Dr Sherry says that is “exactly the level of ignorance” that allows it to continue.

UK: New report: Council websites are getting slightly worse

Using websites is now second nature to over 80% of the UK population, with web users going online to browse, shop, book tickets etc. So why is it in our latest annual council usability report, looking at the top 20 council websites, that there’s been a slight dip in the usability of council sites?

Leading councils in this year’s report included South Tyneside with a 70% usability score, South Holland with 68% and Chichester with 66% – not particularly top scores given these are supposed to be the best sites. Areas of disappointment included navigation, error handling, calls to action and progress indicators to support users when conducting online transactions.

CALL FOR PAPERS: Race/Gender/Media: Considering diversity across audiences, content, and producers [via Ithiliana]

Purpose: The third edition of this edited reader will present an array of scholarship designed primarily to introduce undergraduates to considerations of race and gender in the media. Though written so that lower level students will be able to engage with the content, I want the book to be interesting and sophisticated enough to also appeal to juniors and seniors, who may be the largest consumers of the text. Some lower-level graduate courses (specifically those that also enroll advanced undergrads) also may find this of value. The text will emphasize critical and reflective thinking about these issues, and will encourage critical consumption of mediated messages. The first two editions contained mostly original work, but revisions of recently published works are more than welcome. To get a sense of the very wide array of material I want this book to contain, I encourage you to explore the tables of contents for the first two editions, and other information available on the publisher’s websites.

Sorry to link & run, folks. Hope your day is being slightly more under control than mine! *grin*

By 9 August, 2010.    recommended reading   



3 Comments

  1. Australia negotiates drug prices as a nation, and pharmacies are nationally funded, though hospitals are state funded. The really good thing about this is that pharmacies and customers in rural areas (where I work) or remote areas aren’t paying more for their medications. We pay more for groceries and fuel here (and really remote areas pay far, far more), so it’s really good that we don’t get hit by the massive freight charges that we would otherwise incur for drugs. We do get fewer deliveries, but that’s mostly manageable.

  2. *nodnod* I can see how that would be good.
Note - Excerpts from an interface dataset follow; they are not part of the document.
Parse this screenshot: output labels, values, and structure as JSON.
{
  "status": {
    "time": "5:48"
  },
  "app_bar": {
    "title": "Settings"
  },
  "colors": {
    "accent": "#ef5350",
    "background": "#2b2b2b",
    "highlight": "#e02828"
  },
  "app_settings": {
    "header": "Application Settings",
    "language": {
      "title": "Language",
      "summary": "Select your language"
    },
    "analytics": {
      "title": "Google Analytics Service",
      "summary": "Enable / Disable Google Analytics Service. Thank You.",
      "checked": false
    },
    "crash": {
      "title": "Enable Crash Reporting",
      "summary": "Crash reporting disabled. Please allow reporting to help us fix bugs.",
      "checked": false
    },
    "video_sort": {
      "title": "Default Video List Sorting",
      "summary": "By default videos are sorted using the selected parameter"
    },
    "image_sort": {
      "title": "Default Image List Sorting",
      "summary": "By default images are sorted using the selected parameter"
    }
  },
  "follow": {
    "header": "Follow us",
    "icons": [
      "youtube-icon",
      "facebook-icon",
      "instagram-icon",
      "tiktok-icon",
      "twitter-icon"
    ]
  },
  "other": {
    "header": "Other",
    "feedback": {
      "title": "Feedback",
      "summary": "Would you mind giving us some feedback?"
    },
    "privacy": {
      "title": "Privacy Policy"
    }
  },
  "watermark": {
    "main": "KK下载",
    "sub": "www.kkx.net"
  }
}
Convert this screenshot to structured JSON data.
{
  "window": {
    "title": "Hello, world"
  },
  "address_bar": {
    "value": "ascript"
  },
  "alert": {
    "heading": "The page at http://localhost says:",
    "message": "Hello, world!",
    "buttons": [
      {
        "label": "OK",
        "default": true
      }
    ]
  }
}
One of the things about Canada is that our health care system is federally mandated, but the details are up to the provinces, and that includes what drugs are covered for discounted prices for people with long-term or “catastrophic” illnesses.

  3. An interesting point about the hate crimes article; I noticed when I read it a few days ago that the article seemed to take a tone implying that Dr. Sherry was a US academic coming in and telling ‘us’ what to do. What makes that implication more interesting is that a quick Google of Dr. Sherry brings us to his profile at UToledo, which tells us that Dr. Sherry completed his undergraduate degree and PhD at the University of Queensland.

    Given it was originally a radio interview, and not knowing whether Dr. Sherry has developed an identifiably US accent, it could have played differently there if he still has an Aussie accent, but I found the undercurrent of the write-up a bit odd.